Eibler, who recently graduated from West Forsyth High School, and Kurtz, a recent graduate of Milton High School, competed against 50 other students across the country at the June 29 event, also known as the Jimmy Awards. Both took part in opening and closing ensembles and nominee medleys.
Kurtz performed from Mary Poppins, which won her a 2015 Lead Actress Shuler, while Eibler sang from Nice Work if You Can Get It, for which he took home a Best Actor Shuler. Both are 18.
Their New York experience began last Wednesday with five days of master classes, private coaching and rehearsals with theatre professionals. Included in that was attending a performance of the Tony-winning musical An American in Paris, which included a talkback with some of the show’s performers.
Kurtz is a veteran of the Shuler Hensley Awards (which celebrate excellence in high school musical theater throughout Georgia), having performed four times, but she feels the national awards show is different from the local version. “The Jimmys are a more intensive kind of week,” she says. “It’s very taxing; it’s go-go-go all the time. The Shulers are more a celebration, more relaxed and fun, but both are great experiences for different reasons.”
This was not her first time at the Jimmys, either. Two years ago, she advanced to the national competition by winning a Lead Actress Shuler for her work as The Lady of the Lake in Monty Python’s Spamalot. “The first time you’re in amazement,” she says. “You’re glad to be there. This time, I knew more what I was getting into, what was going to happen, and I think I was more prepared for the crazy week. It renewed my passion for theater. This is why I want to do this with my life.”
Eibler went to watch Kurtz, his best friend, when she performed at the Jimmy Awards two years ago, but this was his first time as a participant. The five days were more than he could ever have imagined.
“Getting to perform on a Broadway stage was incredible, as was working with so many talented people,” he says. “(Broadway performer) Adam Cantor was our vocal coach.”
Natalie Barrow, director of arts education and community outreach for ArtsBridge Foundation, formerly known as the Cobb Energy Performing Arts Centre Foundation, and the director of the Shuler Awards, escorted Eibler and Kurtz on their trip. For her, seeing them interact and work hard was a great reflection on Georgia’s talent.
“I am so incredibly proud of how they represented Georgia in New York,” she says. “Seeing them with their peers, working so hard and dedicating everything they have, continues to prove how vital arts education is in student’s lives.”
Both Kurtz and Eibler have been performing from early ages and consider themselves lucky that they have received educations that have allowed them to pursue their dreams.
As a senior, Eibler got to star in both Nice Work If You Can Get It as well as Big Fish. “I feel we are both fortunate to be able to go to public schools with great performing arts programs,” he says. “I know I would not be the performer I am without all the people I have gotten to work with. Doing so many roles has allowed me to develop other parts of me as a performer and allowed me to be more versatile.”

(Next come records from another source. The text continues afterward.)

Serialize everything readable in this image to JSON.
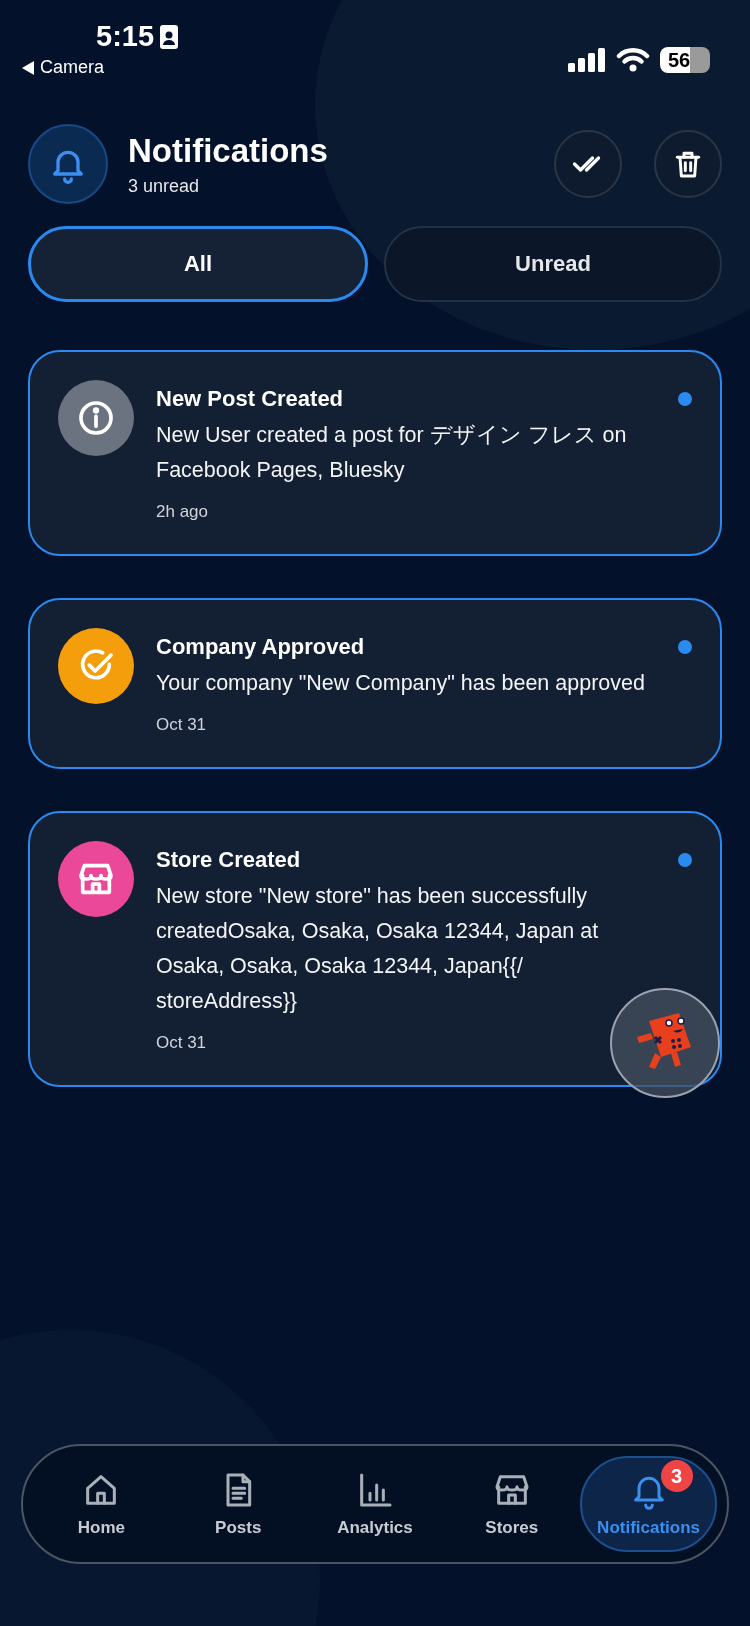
{
  "status_bar": {
    "time": "5:15",
    "back_label": "Camera",
    "battery": "56"
  },
  "header": {
    "title": "Notifications",
    "subtitle": "3 unread"
  },
  "filter_tabs": [
    {
      "label": "All",
      "selected": true
    },
    {
      "label": "Unread",
      "selected": false
    }
  ],
  "notifications": [
    {
      "kind": "info",
      "color": "#6b7280",
      "title": "New Post Created",
      "message": "New User created a post for デザイン フレス on Facebook Pages, Bluesky",
      "time": "2h ago",
      "unread": true
    },
    {
      "kind": "approved",
      "color": "#f59e0b",
      "title": "Company Approved",
      "message": "Your company \"New Company\" has been approved",
      "time": "Oct 31",
      "unread": true
    },
    {
      "kind": "store",
      "color": "#ec4899",
      "title": "Store Created",
      "message": "New store \"New store\" has been successfully createdOsaka, Osaka, Osaka 12344, Japan at Osaka, Osaka, Osaka 12344, Japan{{/ storeAddress}}",
      "time": "Oct 31",
      "unread": true
    }
  ],
  "bottom_nav": [
    {
      "kind": "home",
      "label": "Home",
      "selected": false
    },
    {
      "kind": "posts",
      "label": "Posts",
      "selected": false
    },
    {
      "kind": "analytics",
      "label": "Analytics",
      "selected": false
    },
    {
      "kind": "stores",
      "label": "Stores",
      "selected": false
    },
    {
      "kind": "notifications",
      "label": "Notifications",
      "selected": true,
      "badge": "3"
    }
  ]
}
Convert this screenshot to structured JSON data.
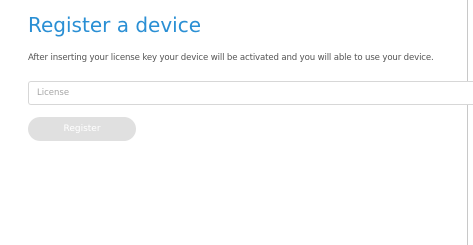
{
  "page": {
    "title": "Register a device",
    "description": "After inserting your license key your device will be activated and you will able to use your device."
  },
  "license_field": {
    "placeholder": "License",
    "value": ""
  },
  "register_button": {
    "label": "Register",
    "enabled": false
  },
  "colors": {
    "title": "#2a8fd4",
    "button_disabled_bg": "#e0e0e0",
    "border": "#d7d7d7"
  }
}
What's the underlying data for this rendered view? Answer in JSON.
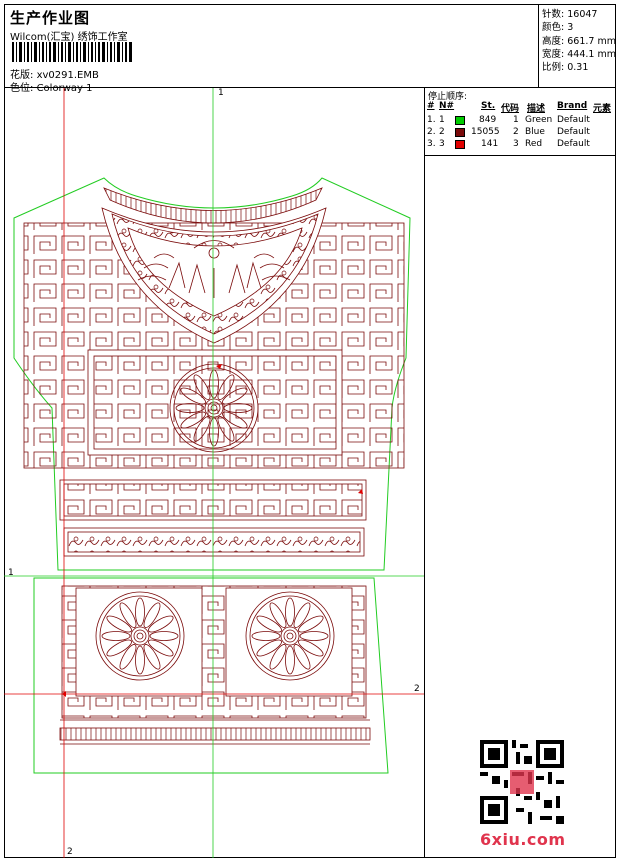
{
  "header": {
    "title": "生产作业图",
    "subtitle": "Wilcom(汇宝) 绣饰工作室",
    "design_label": "花版:",
    "design_file": "xv0291.EMB",
    "colorway_label": "色位:",
    "colorway": "Colorway 1"
  },
  "stats": {
    "stitches_label": "针数:",
    "stitches": "16047",
    "colors_label": "颜色:",
    "colors": "3",
    "height_label": "高度:",
    "height": "661.7 mm",
    "width_label": "宽度:",
    "width": "444.1 mm",
    "scale_label": "比例:",
    "scale": "0.31"
  },
  "stop_sequence": {
    "title": "停止顺序:",
    "columns": [
      "#",
      "N#",
      "St.",
      "代码",
      "描述",
      "Brand",
      "元素"
    ],
    "rows": [
      {
        "idx": "1.",
        "n": "1",
        "color": "#00cc00",
        "st": "849",
        "code": "1",
        "desc": "Green",
        "brand": "Default"
      },
      {
        "idx": "2.",
        "n": "2",
        "color": "#7a0a0a",
        "st": "15055",
        "code": "2",
        "desc": "Blue",
        "brand": "Default"
      },
      {
        "idx": "3.",
        "n": "3",
        "color": "#e00000",
        "st": "141",
        "code": "3",
        "desc": "Red",
        "brand": "Default"
      }
    ]
  },
  "axes": {
    "v1_top": "1",
    "v2_bottom": "2",
    "h1_left": "1",
    "h2_right": "2"
  },
  "colors": {
    "outline_green": "#22cc22",
    "stitch_dark": "#7a0a0a",
    "guide_red": "#e00000",
    "guide_green": "#22cc22"
  },
  "watermark": "6xiu.com",
  "qr_icon": "qr-code-icon"
}
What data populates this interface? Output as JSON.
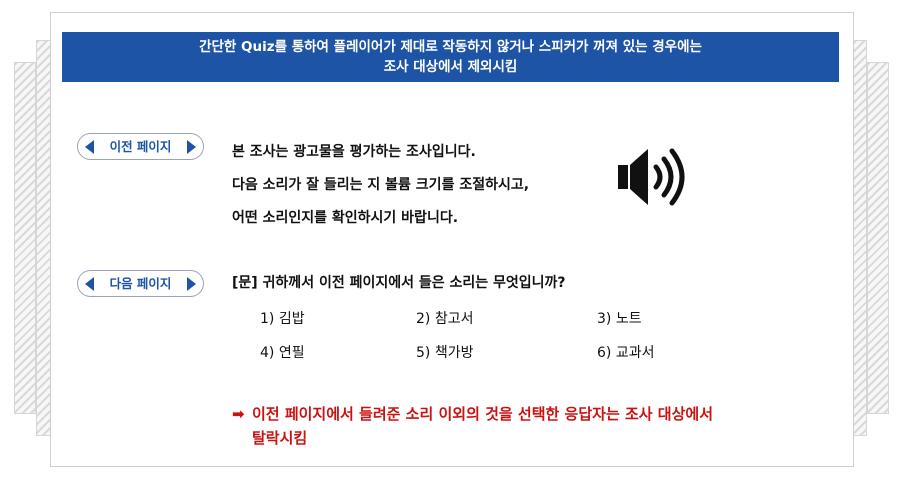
{
  "banner": {
    "line1": "간단한 Quiz를 통하여 플레이어가 제대로 작동하지 않거나 스피커가 꺼져 있는 경우에는",
    "line2": "조사 대상에서 제외시킴"
  },
  "nav": {
    "prev_label": "이전 페이지",
    "next_label": "다음 페이지"
  },
  "intro": {
    "line1": "본 조사는 광고물을 평가하는 조사입니다.",
    "line2": "다음 소리가 잘 들리는 지 볼륨 크기를 조절하시고,",
    "line3": "어떤 소리인지를 확인하시기 바랍니다."
  },
  "question": {
    "text": "[문] 귀하께서 이전 페이지에서 들은 소리는 무엇입니까?",
    "options": [
      "1) 김밥",
      "2) 참고서",
      "3) 노트",
      "4) 연필",
      "5) 책가방",
      "6) 교과서"
    ]
  },
  "warning": {
    "arrow": "➡",
    "line1": "이전 페이지에서 들려준 소리 이외의 것을 선택한  응답자는 조사 대상에서",
    "line2": "탈락시킴"
  },
  "icons": {
    "speaker": "speaker-volume-icon",
    "prev": "triangle-left-icon",
    "next": "triangle-right-icon"
  },
  "colors": {
    "banner": "#1e54a5",
    "accent": "#1e54a5",
    "warning": "#cc1111"
  }
}
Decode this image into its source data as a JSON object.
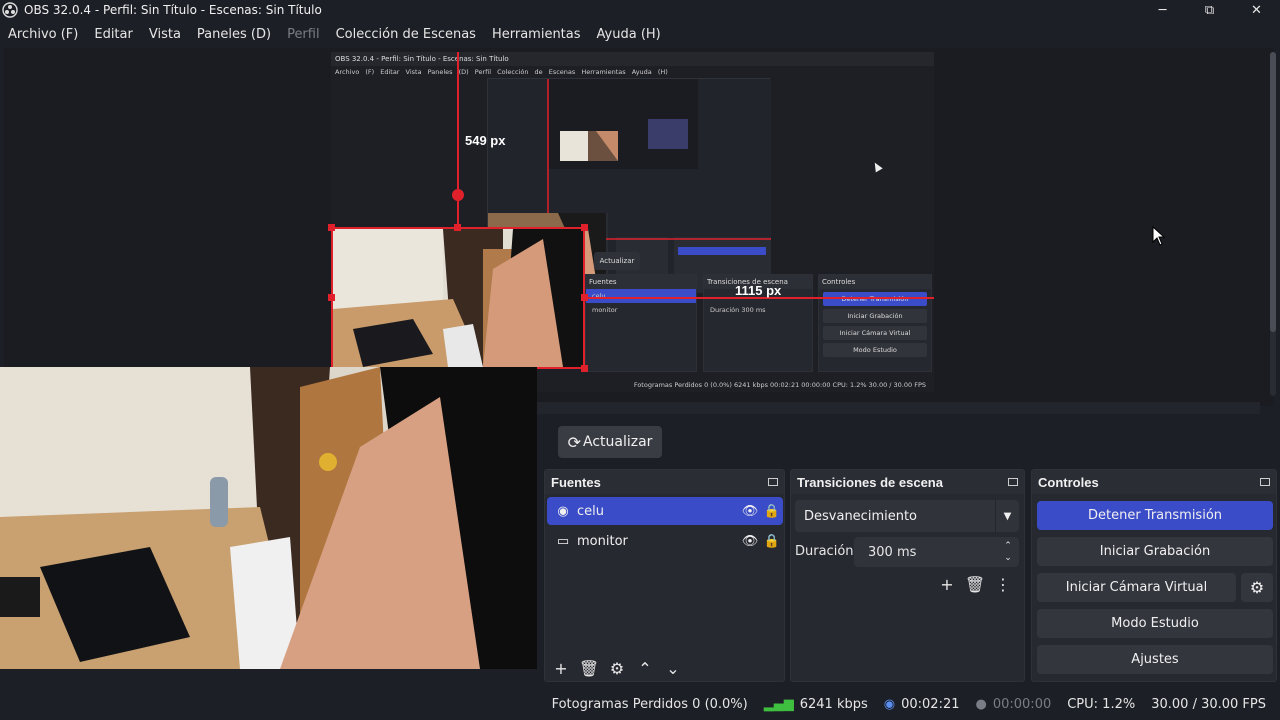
{
  "window": {
    "title": "OBS 32.0.4 - Perfil: Sin Título - Escenas: Sin Título",
    "minimize": "─",
    "restore": "⧉",
    "close": "✕"
  },
  "menu": [
    "Archivo (F)",
    "Editar",
    "Vista",
    "Paneles (D)",
    "Perfil",
    "Colección de Escenas",
    "Herramientas",
    "Ayuda (H)"
  ],
  "preview": {
    "guide_top_label": "549 px",
    "guide_right_label": "1115 px",
    "nested": {
      "title": "OBS 32.0.4 - Perfil: Sin Título - Escenas: Sin Título",
      "menu": "Archivo (F)  Editar  Vista  Paneles (D)  Perfil  Colección de Escenas  Herramientas  Ayuda (H)",
      "refresh": "Actualizar",
      "sources_title": "Fuentes",
      "source_1": "celu",
      "source_2": "monitor",
      "transitions_title": "Transiciones de escena",
      "duration_label": "Duración",
      "duration_value": "300 ms",
      "controls_title": "Controles",
      "btn_stop": "Detener Transmisión",
      "btn_record": "Iniciar Grabación",
      "btn_vcam": "Iniciar Cámara Virtual",
      "btn_studio": "Modo Estudio",
      "btn_settings": "Ajustes",
      "status": "Fotogramas Perdidos 0 (0.0%)   6241 kbps   00:02:21   00:00:00   CPU: 1.2%   30.00 / 30.00 FPS"
    }
  },
  "refresh_button": "Actualizar",
  "sources": {
    "title": "Fuentes",
    "items": [
      {
        "name": "celu",
        "selected": true,
        "icon": "camera-icon"
      },
      {
        "name": "monitor",
        "selected": false,
        "icon": "monitor-icon"
      }
    ]
  },
  "transitions": {
    "title": "Transiciones de escena",
    "selected": "Desvanecimiento",
    "duration_label": "Duración",
    "duration_value": "300 ms"
  },
  "controls": {
    "title": "Controles",
    "stop_stream": "Detener Transmisión",
    "start_recording": "Iniciar Grabación",
    "start_virtual_cam": "Iniciar Cámara Virtual",
    "studio_mode": "Modo Estudio",
    "settings": "Ajustes"
  },
  "status": {
    "dropped_frames": "Fotogramas Perdidos 0 (0.0%)",
    "bitrate": "6241 kbps",
    "stream_time": "00:02:21",
    "record_time": "00:00:00",
    "cpu": "CPU: 1.2%",
    "fps": "30.00 / 30.00 FPS"
  },
  "colors": {
    "accent": "#3b4cc8",
    "selection_red": "#e0202a",
    "bitrate_green": "#3fbf3f",
    "live_blue": "#5a8ef0"
  }
}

The pair have also been influenced locally by Hensley, the Tony Award-winning actor who hails from the area and moved back home a few years ago. “Really just by being around him the last four years and watching him work, that has been almost advice enough,” says Kurtz. “Not direct advice, but a great thing to see.”
Both performers will be pursuing musical theater careers — Eibler will be attending Texas State University in the fall and Kurtz will be going to the University of Michigan.
“I think the Shuler Awards have established a great theater community in Georgia, and they really make a lot of connections between students who may be far away from each other,” Kurtz says. “They showcase every school in the state, and we have met some of our closest friends by meeting them at the Shulers.”
Though the landscape for Atlanta artists has changed over the last decade, with plenty of work available in the area, the two plan to move to New York. During the summer, Eibler would like to land some Atlanta acting gigs, but they both feel it’s essential to be in the heart of the city to pursue their theater careers just after college.